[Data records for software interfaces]
============================================================

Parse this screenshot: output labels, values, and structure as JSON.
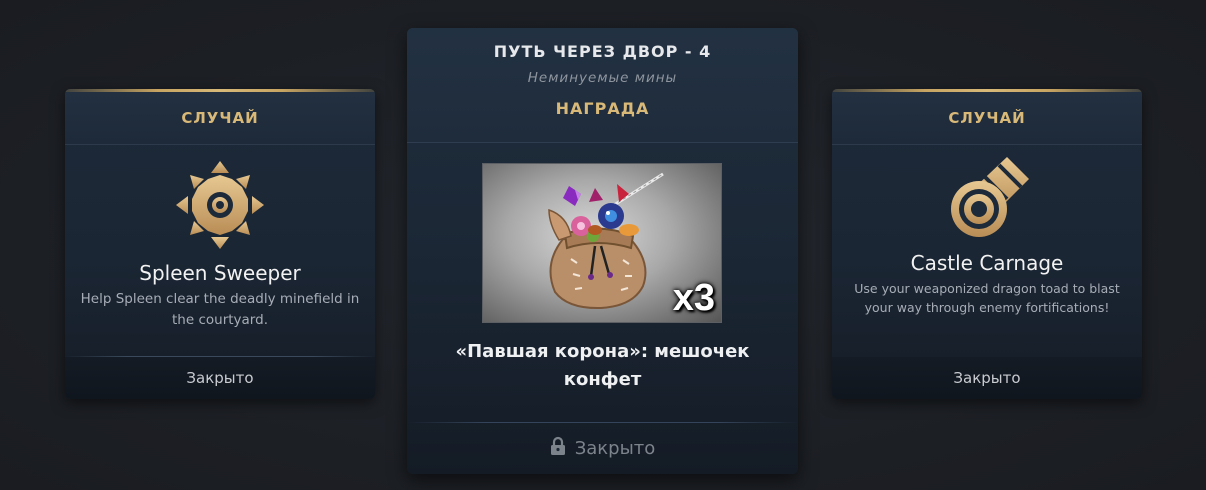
{
  "left_card": {
    "header": "СЛУЧАЙ",
    "icon": "spiked-mine-icon",
    "title": "Spleen Sweeper",
    "description": "Help Spleen clear the deadly minefield in the courtyard.",
    "status": "Закрыто"
  },
  "center_card": {
    "step_title": "ПУТЬ ЧЕРЕЗ ДВОР - 4",
    "subtitle": "Неминуемые мины",
    "reward_label": "НАГРАДА",
    "reward_image": "candy-sack-image",
    "reward_quantity": "x3",
    "reward_name": "«Павшая корона»: мешочек конфет",
    "lock_icon": "lock-icon",
    "status": "Закрыто"
  },
  "right_card": {
    "header": "СЛУЧАЙ",
    "icon": "cannon-icon",
    "title": "Castle Carnage",
    "description": "Use your weaponized dragon toad to blast your way through enemy fortifications!",
    "status": "Закрыто"
  },
  "colors": {
    "gold_accent": "#d9b978",
    "card_bg": "#1b2634",
    "page_bg": "#1e2126",
    "muted_text": "#a7adb6"
  }
}
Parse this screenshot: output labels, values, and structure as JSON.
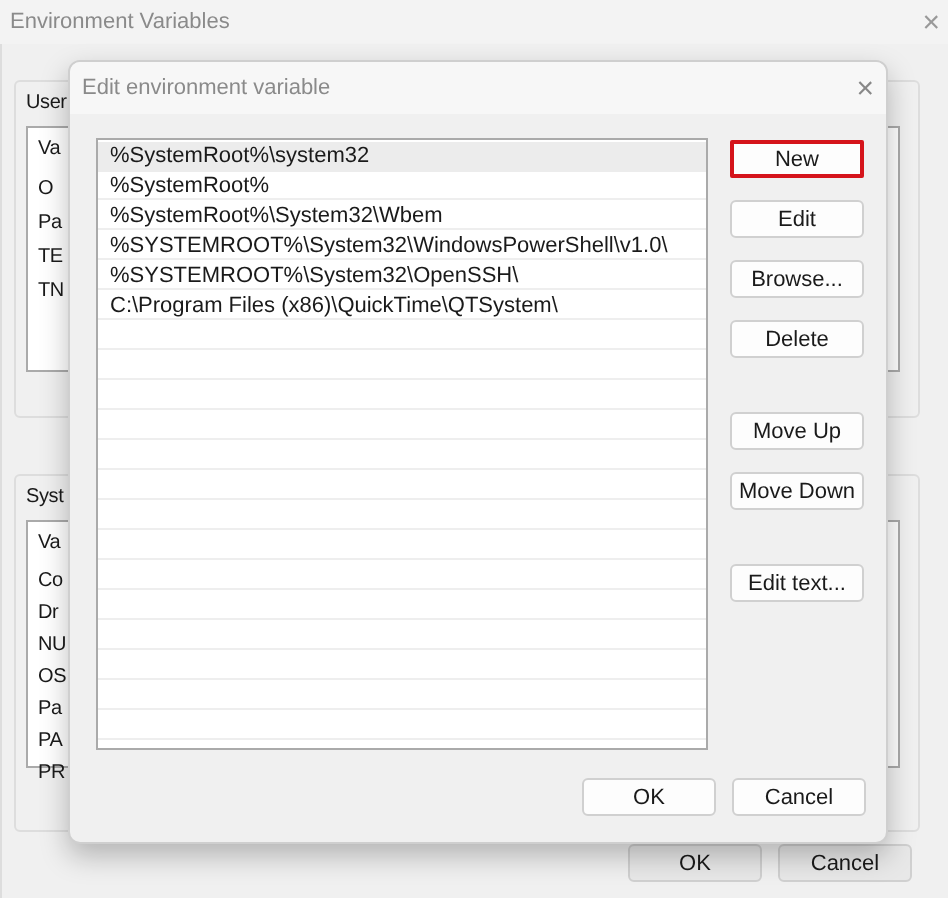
{
  "window": {
    "title": "Environment Variables",
    "close_glyph": "×"
  },
  "user_variables": {
    "label": "User",
    "header": "Va",
    "rows": [
      "O",
      "Pa",
      "TE",
      "TN"
    ]
  },
  "system_variables": {
    "label": "Syst",
    "header": "Va",
    "rows": [
      "Co",
      "Dr",
      "NU",
      "OS",
      "Pa",
      "PA",
      "PR"
    ]
  },
  "window_buttons": [
    "OK",
    "Cancel"
  ],
  "dialog": {
    "title": "Edit environment variable",
    "close_glyph": "×",
    "entries": [
      {
        "text": "%SystemRoot%\\system32",
        "selected": true
      },
      {
        "text": "%SystemRoot%",
        "selected": false
      },
      {
        "text": "%SystemRoot%\\System32\\Wbem",
        "selected": false
      },
      {
        "text": "%SYSTEMROOT%\\System32\\WindowsPowerShell\\v1.0\\",
        "selected": false
      },
      {
        "text": "%SYSTEMROOT%\\System32\\OpenSSH\\",
        "selected": false
      },
      {
        "text": "C:\\Program Files (x86)\\QuickTime\\QTSystem\\",
        "selected": false
      }
    ],
    "side_button_groups": [
      [
        {
          "label": "New",
          "highlighted": true
        },
        {
          "label": "Edit",
          "highlighted": false
        },
        {
          "label": "Browse...",
          "highlighted": false
        },
        {
          "label": "Delete",
          "highlighted": false
        }
      ],
      [
        {
          "label": "Move Up",
          "highlighted": false
        },
        {
          "label": "Move Down",
          "highlighted": false
        }
      ],
      [
        {
          "label": "Edit text...",
          "highlighted": false
        }
      ]
    ],
    "footer_buttons": [
      "OK",
      "Cancel"
    ]
  }
}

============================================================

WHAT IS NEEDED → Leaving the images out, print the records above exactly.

SOLUTION FOR THIS PROBLEM →
Parse this screenshot: output labels, values, and structure as JSON.
{
  "left_card": {
    "header": "СЛУЧАЙ",
    "icon": "spiked-mine-icon",
    "title": "Spleen Sweeper",
    "description": "Help Spleen clear the deadly minefield in the courtyard.",
    "status": "Закрыто"
  },
  "center_card": {
    "step_title": "ПУТЬ ЧЕРЕЗ ДВОР - 4",
    "subtitle": "Неминуемые мины",
    "reward_label": "НАГРАДА",
    "reward_image": "candy-sack-image",
    "reward_quantity": "x3",
    "reward_name": "«Павшая корона»: мешочек конфет",
    "lock_icon": "lock-icon",
    "status": "Закрыто"
  },
  "right_card": {
    "header": "СЛУЧАЙ",
    "icon": "cannon-icon",
    "title": "Castle Carnage",
    "description": "Use your weaponized dragon toad to blast your way through enemy fortifications!",
    "status": "Закрыто"
  },
  "colors": {
    "gold_accent": "#d9b978",
    "card_bg": "#1b2634",
    "page_bg": "#1e2126",
    "muted_text": "#a7adb6"
  }
}
Parse this screenshot: output labels, values, and structure as JSON.
{
  "window": {
    "title": "Environment Variables",
    "close_glyph": "×"
  },
  "user_variables": {
    "label": "User",
    "header": "Va",
    "rows": [
      "O",
      "Pa",
      "TE",
      "TN"
    ]
  },
  "system_variables": {
    "label": "Syst",
    "header": "Va",
    "rows": [
      "Co",
      "Dr",
      "NU",
      "OS",
      "Pa",
      "PA",
      "PR"
    ]
  },
  "window_buttons": [
    "OK",
    "Cancel"
  ],
  "dialog": {
    "title": "Edit environment variable",
    "close_glyph": "×",
    "entries": [
      {
        "text": "%SystemRoot%\\system32",
        "selected": true
      },
      {
        "text": "%SystemRoot%",
        "selected": false
      },
      {
        "text": "%SystemRoot%\\System32\\Wbem",
        "selected": false
      },
      {
        "text": "%SYSTEMROOT%\\System32\\WindowsPowerShell\\v1.0\\",
        "selected": false
      },
      {
        "text": "%SYSTEMROOT%\\System32\\OpenSSH\\",
        "selected": false
      },
      {
        "text": "C:\\Program Files (x86)\\QuickTime\\QTSystem\\",
        "selected": false
      }
    ],
    "side_button_groups": [
      [
        {
          "label": "New",
          "highlighted": true
        },
        {
          "label": "Edit",
          "highlighted": false
        },
        {
          "label": "Browse...",
          "highlighted": false
        },
        {
          "label": "Delete",
          "highlighted": false
        }
      ],
      [
        {
          "label": "Move Up",
          "highlighted": false
        },
        {
          "label": "Move Down",
          "highlighted": false
        }
      ],
      [
        {
          "label": "Edit text...",
          "highlighted": false
        }
      ]
    ],
    "footer_buttons": [
      "OK",
      "Cancel"
    ]
  }
}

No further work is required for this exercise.